Could you restate the entries word for word, without the images?

[Web page and app entries]
>>>>
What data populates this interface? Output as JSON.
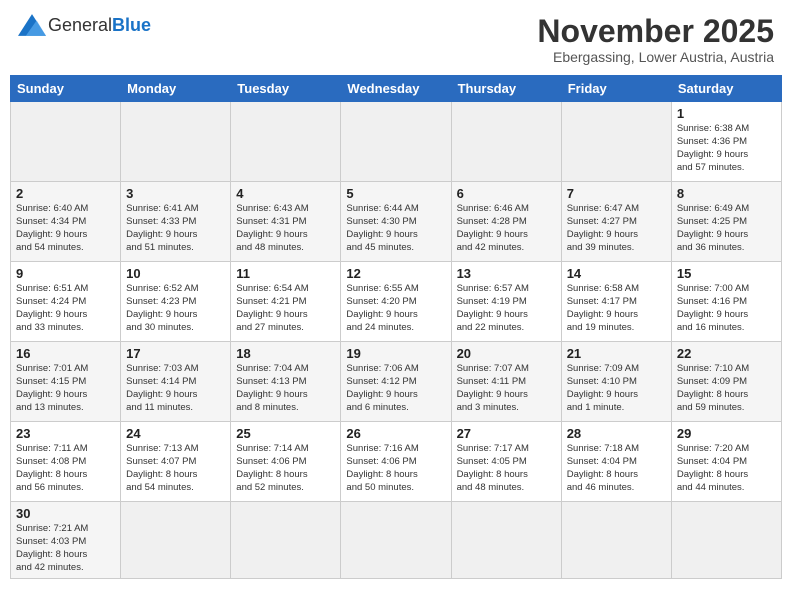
{
  "header": {
    "logo_general": "General",
    "logo_blue": "Blue",
    "title": "November 2025",
    "subtitle": "Ebergassing, Lower Austria, Austria"
  },
  "weekdays": [
    "Sunday",
    "Monday",
    "Tuesday",
    "Wednesday",
    "Thursday",
    "Friday",
    "Saturday"
  ],
  "weeks": [
    [
      {
        "day": "",
        "info": ""
      },
      {
        "day": "",
        "info": ""
      },
      {
        "day": "",
        "info": ""
      },
      {
        "day": "",
        "info": ""
      },
      {
        "day": "",
        "info": ""
      },
      {
        "day": "",
        "info": ""
      },
      {
        "day": "1",
        "info": "Sunrise: 6:38 AM\nSunset: 4:36 PM\nDaylight: 9 hours\nand 57 minutes."
      }
    ],
    [
      {
        "day": "2",
        "info": "Sunrise: 6:40 AM\nSunset: 4:34 PM\nDaylight: 9 hours\nand 54 minutes."
      },
      {
        "day": "3",
        "info": "Sunrise: 6:41 AM\nSunset: 4:33 PM\nDaylight: 9 hours\nand 51 minutes."
      },
      {
        "day": "4",
        "info": "Sunrise: 6:43 AM\nSunset: 4:31 PM\nDaylight: 9 hours\nand 48 minutes."
      },
      {
        "day": "5",
        "info": "Sunrise: 6:44 AM\nSunset: 4:30 PM\nDaylight: 9 hours\nand 45 minutes."
      },
      {
        "day": "6",
        "info": "Sunrise: 6:46 AM\nSunset: 4:28 PM\nDaylight: 9 hours\nand 42 minutes."
      },
      {
        "day": "7",
        "info": "Sunrise: 6:47 AM\nSunset: 4:27 PM\nDaylight: 9 hours\nand 39 minutes."
      },
      {
        "day": "8",
        "info": "Sunrise: 6:49 AM\nSunset: 4:25 PM\nDaylight: 9 hours\nand 36 minutes."
      }
    ],
    [
      {
        "day": "9",
        "info": "Sunrise: 6:51 AM\nSunset: 4:24 PM\nDaylight: 9 hours\nand 33 minutes."
      },
      {
        "day": "10",
        "info": "Sunrise: 6:52 AM\nSunset: 4:23 PM\nDaylight: 9 hours\nand 30 minutes."
      },
      {
        "day": "11",
        "info": "Sunrise: 6:54 AM\nSunset: 4:21 PM\nDaylight: 9 hours\nand 27 minutes."
      },
      {
        "day": "12",
        "info": "Sunrise: 6:55 AM\nSunset: 4:20 PM\nDaylight: 9 hours\nand 24 minutes."
      },
      {
        "day": "13",
        "info": "Sunrise: 6:57 AM\nSunset: 4:19 PM\nDaylight: 9 hours\nand 22 minutes."
      },
      {
        "day": "14",
        "info": "Sunrise: 6:58 AM\nSunset: 4:17 PM\nDaylight: 9 hours\nand 19 minutes."
      },
      {
        "day": "15",
        "info": "Sunrise: 7:00 AM\nSunset: 4:16 PM\nDaylight: 9 hours\nand 16 minutes."
      }
    ],
    [
      {
        "day": "16",
        "info": "Sunrise: 7:01 AM\nSunset: 4:15 PM\nDaylight: 9 hours\nand 13 minutes."
      },
      {
        "day": "17",
        "info": "Sunrise: 7:03 AM\nSunset: 4:14 PM\nDaylight: 9 hours\nand 11 minutes."
      },
      {
        "day": "18",
        "info": "Sunrise: 7:04 AM\nSunset: 4:13 PM\nDaylight: 9 hours\nand 8 minutes."
      },
      {
        "day": "19",
        "info": "Sunrise: 7:06 AM\nSunset: 4:12 PM\nDaylight: 9 hours\nand 6 minutes."
      },
      {
        "day": "20",
        "info": "Sunrise: 7:07 AM\nSunset: 4:11 PM\nDaylight: 9 hours\nand 3 minutes."
      },
      {
        "day": "21",
        "info": "Sunrise: 7:09 AM\nSunset: 4:10 PM\nDaylight: 9 hours\nand 1 minute."
      },
      {
        "day": "22",
        "info": "Sunrise: 7:10 AM\nSunset: 4:09 PM\nDaylight: 8 hours\nand 59 minutes."
      }
    ],
    [
      {
        "day": "23",
        "info": "Sunrise: 7:11 AM\nSunset: 4:08 PM\nDaylight: 8 hours\nand 56 minutes."
      },
      {
        "day": "24",
        "info": "Sunrise: 7:13 AM\nSunset: 4:07 PM\nDaylight: 8 hours\nand 54 minutes."
      },
      {
        "day": "25",
        "info": "Sunrise: 7:14 AM\nSunset: 4:06 PM\nDaylight: 8 hours\nand 52 minutes."
      },
      {
        "day": "26",
        "info": "Sunrise: 7:16 AM\nSunset: 4:06 PM\nDaylight: 8 hours\nand 50 minutes."
      },
      {
        "day": "27",
        "info": "Sunrise: 7:17 AM\nSunset: 4:05 PM\nDaylight: 8 hours\nand 48 minutes."
      },
      {
        "day": "28",
        "info": "Sunrise: 7:18 AM\nSunset: 4:04 PM\nDaylight: 8 hours\nand 46 minutes."
      },
      {
        "day": "29",
        "info": "Sunrise: 7:20 AM\nSunset: 4:04 PM\nDaylight: 8 hours\nand 44 minutes."
      }
    ],
    [
      {
        "day": "30",
        "info": "Sunrise: 7:21 AM\nSunset: 4:03 PM\nDaylight: 8 hours\nand 42 minutes."
      },
      {
        "day": "",
        "info": ""
      },
      {
        "day": "",
        "info": ""
      },
      {
        "day": "",
        "info": ""
      },
      {
        "day": "",
        "info": ""
      },
      {
        "day": "",
        "info": ""
      },
      {
        "day": "",
        "info": ""
      }
    ]
  ]
}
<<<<
◆ **SOLVED EXERCISE**
What data populates this interface? Output as JSON.
{
  "header": {
    "logo_general": "General",
    "logo_blue": "Blue",
    "title": "November 2025",
    "subtitle": "Ebergassing, Lower Austria, Austria"
  },
  "weekdays": [
    "Sunday",
    "Monday",
    "Tuesday",
    "Wednesday",
    "Thursday",
    "Friday",
    "Saturday"
  ],
  "weeks": [
    [
      {
        "day": "",
        "info": ""
      },
      {
        "day": "",
        "info": ""
      },
      {
        "day": "",
        "info": ""
      },
      {
        "day": "",
        "info": ""
      },
      {
        "day": "",
        "info": ""
      },
      {
        "day": "",
        "info": ""
      },
      {
        "day": "1",
        "info": "Sunrise: 6:38 AM\nSunset: 4:36 PM\nDaylight: 9 hours\nand 57 minutes."
      }
    ],
    [
      {
        "day": "2",
        "info": "Sunrise: 6:40 AM\nSunset: 4:34 PM\nDaylight: 9 hours\nand 54 minutes."
      },
      {
        "day": "3",
        "info": "Sunrise: 6:41 AM\nSunset: 4:33 PM\nDaylight: 9 hours\nand 51 minutes."
      },
      {
        "day": "4",
        "info": "Sunrise: 6:43 AM\nSunset: 4:31 PM\nDaylight: 9 hours\nand 48 minutes."
      },
      {
        "day": "5",
        "info": "Sunrise: 6:44 AM\nSunset: 4:30 PM\nDaylight: 9 hours\nand 45 minutes."
      },
      {
        "day": "6",
        "info": "Sunrise: 6:46 AM\nSunset: 4:28 PM\nDaylight: 9 hours\nand 42 minutes."
      },
      {
        "day": "7",
        "info": "Sunrise: 6:47 AM\nSunset: 4:27 PM\nDaylight: 9 hours\nand 39 minutes."
      },
      {
        "day": "8",
        "info": "Sunrise: 6:49 AM\nSunset: 4:25 PM\nDaylight: 9 hours\nand 36 minutes."
      }
    ],
    [
      {
        "day": "9",
        "info": "Sunrise: 6:51 AM\nSunset: 4:24 PM\nDaylight: 9 hours\nand 33 minutes."
      },
      {
        "day": "10",
        "info": "Sunrise: 6:52 AM\nSunset: 4:23 PM\nDaylight: 9 hours\nand 30 minutes."
      },
      {
        "day": "11",
        "info": "Sunrise: 6:54 AM\nSunset: 4:21 PM\nDaylight: 9 hours\nand 27 minutes."
      },
      {
        "day": "12",
        "info": "Sunrise: 6:55 AM\nSunset: 4:20 PM\nDaylight: 9 hours\nand 24 minutes."
      },
      {
        "day": "13",
        "info": "Sunrise: 6:57 AM\nSunset: 4:19 PM\nDaylight: 9 hours\nand 22 minutes."
      },
      {
        "day": "14",
        "info": "Sunrise: 6:58 AM\nSunset: 4:17 PM\nDaylight: 9 hours\nand 19 minutes."
      },
      {
        "day": "15",
        "info": "Sunrise: 7:00 AM\nSunset: 4:16 PM\nDaylight: 9 hours\nand 16 minutes."
      }
    ],
    [
      {
        "day": "16",
        "info": "Sunrise: 7:01 AM\nSunset: 4:15 PM\nDaylight: 9 hours\nand 13 minutes."
      },
      {
        "day": "17",
        "info": "Sunrise: 7:03 AM\nSunset: 4:14 PM\nDaylight: 9 hours\nand 11 minutes."
      },
      {
        "day": "18",
        "info": "Sunrise: 7:04 AM\nSunset: 4:13 PM\nDaylight: 9 hours\nand 8 minutes."
      },
      {
        "day": "19",
        "info": "Sunrise: 7:06 AM\nSunset: 4:12 PM\nDaylight: 9 hours\nand 6 minutes."
      },
      {
        "day": "20",
        "info": "Sunrise: 7:07 AM\nSunset: 4:11 PM\nDaylight: 9 hours\nand 3 minutes."
      },
      {
        "day": "21",
        "info": "Sunrise: 7:09 AM\nSunset: 4:10 PM\nDaylight: 9 hours\nand 1 minute."
      },
      {
        "day": "22",
        "info": "Sunrise: 7:10 AM\nSunset: 4:09 PM\nDaylight: 8 hours\nand 59 minutes."
      }
    ],
    [
      {
        "day": "23",
        "info": "Sunrise: 7:11 AM\nSunset: 4:08 PM\nDaylight: 8 hours\nand 56 minutes."
      },
      {
        "day": "24",
        "info": "Sunrise: 7:13 AM\nSunset: 4:07 PM\nDaylight: 8 hours\nand 54 minutes."
      },
      {
        "day": "25",
        "info": "Sunrise: 7:14 AM\nSunset: 4:06 PM\nDaylight: 8 hours\nand 52 minutes."
      },
      {
        "day": "26",
        "info": "Sunrise: 7:16 AM\nSunset: 4:06 PM\nDaylight: 8 hours\nand 50 minutes."
      },
      {
        "day": "27",
        "info": "Sunrise: 7:17 AM\nSunset: 4:05 PM\nDaylight: 8 hours\nand 48 minutes."
      },
      {
        "day": "28",
        "info": "Sunrise: 7:18 AM\nSunset: 4:04 PM\nDaylight: 8 hours\nand 46 minutes."
      },
      {
        "day": "29",
        "info": "Sunrise: 7:20 AM\nSunset: 4:04 PM\nDaylight: 8 hours\nand 44 minutes."
      }
    ],
    [
      {
        "day": "30",
        "info": "Sunrise: 7:21 AM\nSunset: 4:03 PM\nDaylight: 8 hours\nand 42 minutes."
      },
      {
        "day": "",
        "info": ""
      },
      {
        "day": "",
        "info": ""
      },
      {
        "day": "",
        "info": ""
      },
      {
        "day": "",
        "info": ""
      },
      {
        "day": "",
        "info": ""
      },
      {
        "day": "",
        "info": ""
      }
    ]
  ]
}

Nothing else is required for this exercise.